■ Exercise description: Quote the entries word for word. Omit the pictures.

■ Stored entries:

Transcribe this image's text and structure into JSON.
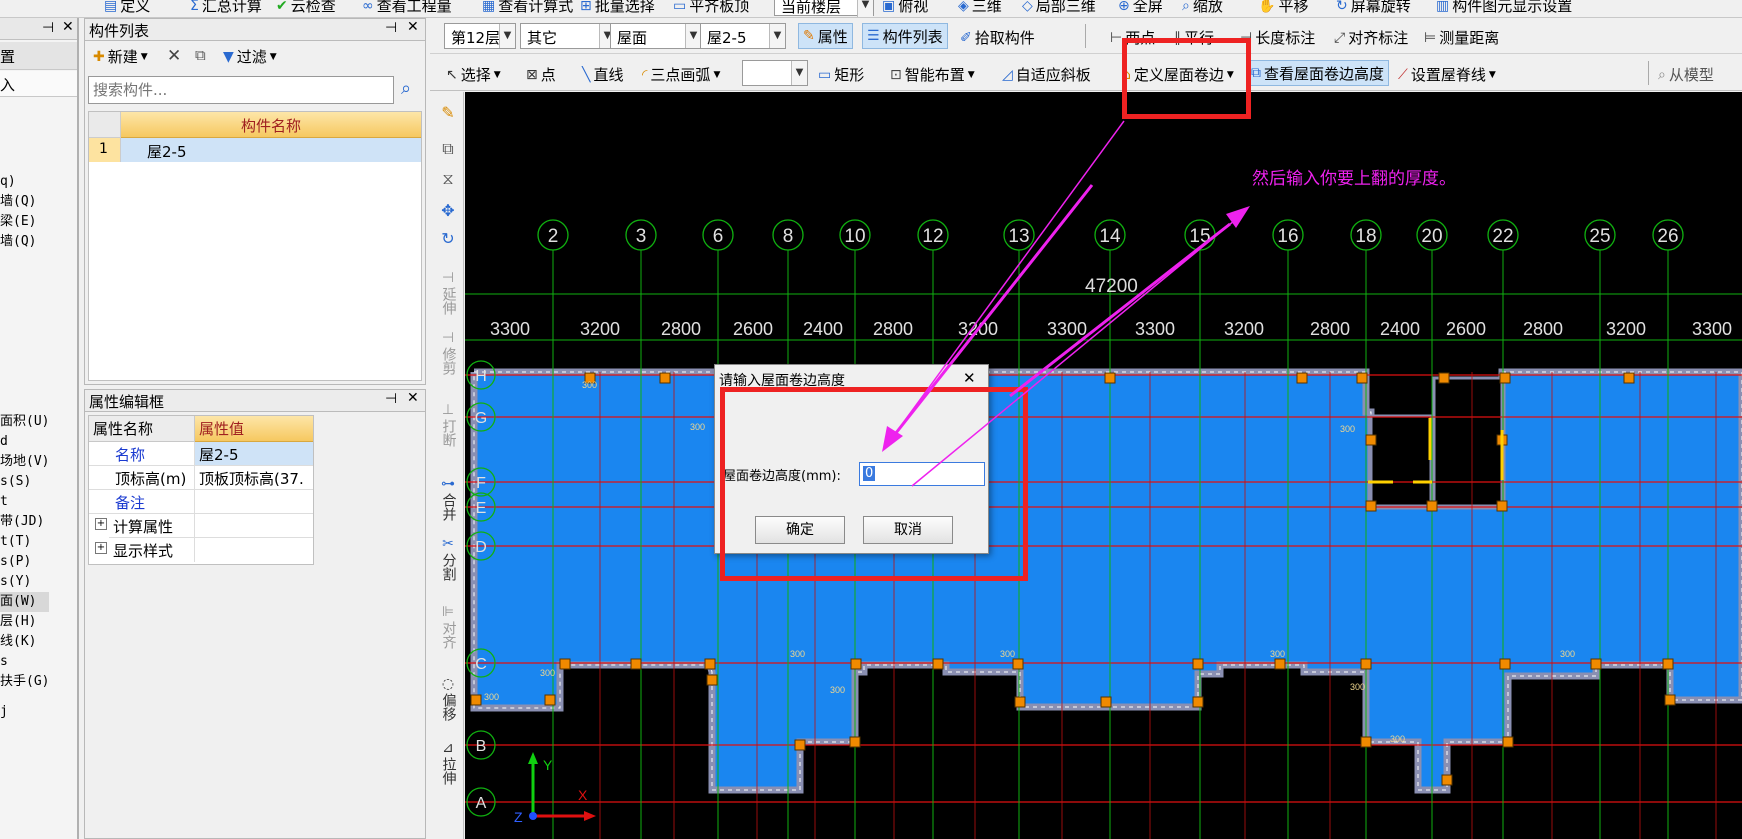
{
  "toolbar_top": {
    "items": [
      "定义",
      "汇总计算",
      "云检查",
      "查看工程量",
      "查看计算式",
      "批量选择",
      "平齐板顶",
      "当前楼层",
      "俯视",
      "三维",
      "局部三维",
      "全屏",
      "缩放",
      "平移",
      "屏幕旋转",
      "构件图元显示设置"
    ]
  },
  "toolbar_row1": {
    "floor": "第12层",
    "category": "其它",
    "type": "屋面",
    "member": "屋2-5",
    "btn_properties": "属性",
    "btn_member_list": "构件列表",
    "btn_pick": "拾取构件",
    "btn_two_points": "两点",
    "btn_parallel": "平行",
    "btn_length_dim": "长度标注",
    "btn_align_dim": "对齐标注",
    "btn_measure": "测量距离"
  },
  "toolbar_row2": {
    "select": "选择",
    "point": "点",
    "line": "直线",
    "arc3": "三点画弧",
    "rect": "矩形",
    "smart": "智能布置",
    "adaptive_slope": "自适应斜板",
    "define_roof_edge": "定义屋面卷边",
    "view_roof_edge": "查看屋面卷边高度",
    "set_ridge": "设置屋脊线",
    "from_model": "从模型"
  },
  "left_panel": {
    "header_a": "置",
    "header_b": "入",
    "items": [
      "q)",
      "墙(Q)",
      "梁(E)",
      "墙(Q)",
      "面积(U)",
      "d",
      "场地(V)",
      "s(S)",
      "t",
      "带(JD)",
      "t(T)",
      "s(P)",
      "s(Y)",
      "面(W)",
      "层(H)",
      "线(K)",
      "s",
      "扶手(G)",
      "j"
    ]
  },
  "member_list": {
    "title": "构件列表",
    "new_label": "新建",
    "filter_label": "过滤",
    "search_placeholder": "搜索构件...",
    "col_header": "构件名称",
    "rows": [
      {
        "num": "1",
        "name": "屋2-5"
      }
    ]
  },
  "property_panel": {
    "title": "属性编辑框",
    "col_name": "属性名称",
    "col_value": "属性值",
    "rows": [
      {
        "name": "名称",
        "value": "屋2-5"
      },
      {
        "name": "顶标高(m)",
        "value": "顶板顶标高(37."
      },
      {
        "name": "备注",
        "value": ""
      },
      {
        "name": "计算属性",
        "value": ""
      },
      {
        "name": "显示样式",
        "value": ""
      }
    ]
  },
  "side_tools": [
    "延伸",
    "修剪",
    "打断",
    "合并",
    "分割",
    "对齐",
    "偏移",
    "拉伸"
  ],
  "canvas": {
    "column_labels": [
      "2",
      "3",
      "6",
      "8",
      "10",
      "12",
      "13",
      "14",
      "15",
      "16",
      "18",
      "20",
      "22",
      "25",
      "26"
    ],
    "row_labels": [
      "H",
      "G",
      "F",
      "E",
      "D",
      "C",
      "B",
      "A"
    ],
    "total_dim": "47200",
    "dims": [
      "3300",
      "3200",
      "2800",
      "2600",
      "2400",
      "2800",
      "3200",
      "3300",
      "3300",
      "3200",
      "2800",
      "2400",
      "2600",
      "2800",
      "3200",
      "3300"
    ],
    "annotation": "然后输入你要上翻的厚度。",
    "small_label": "300"
  },
  "dialog": {
    "title": "请输入屋面卷边高度",
    "field_label": "屋面卷边高度(mm):",
    "field_value": "0",
    "ok": "确定",
    "cancel": "取消"
  },
  "colors": {
    "roof": "#1a86f0",
    "wall": "#8a8fb2",
    "grid_red": "#e01010",
    "grid_green": "#10b010",
    "annot": "#ee22ee",
    "highlight_box": "#ee2222"
  }
}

■ Response:
Transcribe this image's text and structure into JSON.
{
  "toolbar_top": {
    "items": [
      "定义",
      "汇总计算",
      "云检查",
      "查看工程量",
      "查看计算式",
      "批量选择",
      "平齐板顶",
      "当前楼层",
      "俯视",
      "三维",
      "局部三维",
      "全屏",
      "缩放",
      "平移",
      "屏幕旋转",
      "构件图元显示设置"
    ]
  },
  "toolbar_row1": {
    "floor": "第12层",
    "category": "其它",
    "type": "屋面",
    "member": "屋2-5",
    "btn_properties": "属性",
    "btn_member_list": "构件列表",
    "btn_pick": "拾取构件",
    "btn_two_points": "两点",
    "btn_parallel": "平行",
    "btn_length_dim": "长度标注",
    "btn_align_dim": "对齐标注",
    "btn_measure": "测量距离"
  },
  "toolbar_row2": {
    "select": "选择",
    "point": "点",
    "line": "直线",
    "arc3": "三点画弧",
    "rect": "矩形",
    "smart": "智能布置",
    "adaptive_slope": "自适应斜板",
    "define_roof_edge": "定义屋面卷边",
    "view_roof_edge": "查看屋面卷边高度",
    "set_ridge": "设置屋脊线",
    "from_model": "从模型"
  },
  "left_panel": {
    "header_a": "置",
    "header_b": "入",
    "items": [
      "q)",
      "墙(Q)",
      "梁(E)",
      "墙(Q)",
      "面积(U)",
      "d",
      "场地(V)",
      "s(S)",
      "t",
      "带(JD)",
      "t(T)",
      "s(P)",
      "s(Y)",
      "面(W)",
      "层(H)",
      "线(K)",
      "s",
      "扶手(G)",
      "j"
    ]
  },
  "member_list": {
    "title": "构件列表",
    "new_label": "新建",
    "filter_label": "过滤",
    "search_placeholder": "搜索构件...",
    "col_header": "构件名称",
    "rows": [
      {
        "num": "1",
        "name": "屋2-5"
      }
    ]
  },
  "property_panel": {
    "title": "属性编辑框",
    "col_name": "属性名称",
    "col_value": "属性值",
    "rows": [
      {
        "name": "名称",
        "value": "屋2-5"
      },
      {
        "name": "顶标高(m)",
        "value": "顶板顶标高(37."
      },
      {
        "name": "备注",
        "value": ""
      },
      {
        "name": "计算属性",
        "value": ""
      },
      {
        "name": "显示样式",
        "value": ""
      }
    ]
  },
  "side_tools": [
    "延伸",
    "修剪",
    "打断",
    "合并",
    "分割",
    "对齐",
    "偏移",
    "拉伸"
  ],
  "canvas": {
    "column_labels": [
      "2",
      "3",
      "6",
      "8",
      "10",
      "12",
      "13",
      "14",
      "15",
      "16",
      "18",
      "20",
      "22",
      "25",
      "26"
    ],
    "row_labels": [
      "H",
      "G",
      "F",
      "E",
      "D",
      "C",
      "B",
      "A"
    ],
    "total_dim": "47200",
    "dims": [
      "3300",
      "3200",
      "2800",
      "2600",
      "2400",
      "2800",
      "3200",
      "3300",
      "3300",
      "3200",
      "2800",
      "2400",
      "2600",
      "2800",
      "3200",
      "3300"
    ],
    "annotation": "然后输入你要上翻的厚度。",
    "small_label": "300"
  },
  "dialog": {
    "title": "请输入屋面卷边高度",
    "field_label": "屋面卷边高度(mm):",
    "field_value": "0",
    "ok": "确定",
    "cancel": "取消"
  },
  "colors": {
    "roof": "#1a86f0",
    "wall": "#8a8fb2",
    "grid_red": "#e01010",
    "grid_green": "#10b010",
    "annot": "#ee22ee",
    "highlight_box": "#ee2222"
  }
}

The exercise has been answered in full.